> _Data supplied_
-- -- --
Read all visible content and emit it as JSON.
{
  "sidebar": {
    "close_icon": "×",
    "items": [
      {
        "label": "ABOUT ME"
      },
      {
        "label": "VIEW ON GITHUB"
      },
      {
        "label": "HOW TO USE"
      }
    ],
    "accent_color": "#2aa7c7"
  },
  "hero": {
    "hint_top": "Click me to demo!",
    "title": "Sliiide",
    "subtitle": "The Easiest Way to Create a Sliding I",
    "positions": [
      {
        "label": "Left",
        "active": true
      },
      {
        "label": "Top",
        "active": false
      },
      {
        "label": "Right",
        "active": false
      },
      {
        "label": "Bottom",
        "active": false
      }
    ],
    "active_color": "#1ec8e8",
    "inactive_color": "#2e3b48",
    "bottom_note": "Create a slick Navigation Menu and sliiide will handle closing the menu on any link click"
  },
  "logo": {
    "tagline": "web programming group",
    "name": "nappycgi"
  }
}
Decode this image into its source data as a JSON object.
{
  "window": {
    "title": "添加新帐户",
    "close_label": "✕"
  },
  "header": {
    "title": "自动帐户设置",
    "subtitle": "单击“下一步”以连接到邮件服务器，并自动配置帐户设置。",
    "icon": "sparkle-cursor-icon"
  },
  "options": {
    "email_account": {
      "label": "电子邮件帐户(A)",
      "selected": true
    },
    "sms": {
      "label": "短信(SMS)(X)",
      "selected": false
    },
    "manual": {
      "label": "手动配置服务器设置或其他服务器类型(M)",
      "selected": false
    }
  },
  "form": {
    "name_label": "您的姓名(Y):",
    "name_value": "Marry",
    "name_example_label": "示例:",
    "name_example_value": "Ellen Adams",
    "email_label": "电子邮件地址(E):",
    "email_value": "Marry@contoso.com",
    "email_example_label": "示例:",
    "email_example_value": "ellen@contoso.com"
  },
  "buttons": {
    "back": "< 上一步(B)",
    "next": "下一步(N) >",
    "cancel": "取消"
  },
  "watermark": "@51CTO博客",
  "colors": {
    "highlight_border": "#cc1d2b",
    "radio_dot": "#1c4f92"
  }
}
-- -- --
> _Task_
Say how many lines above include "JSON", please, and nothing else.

> _Answer to this exercise_
2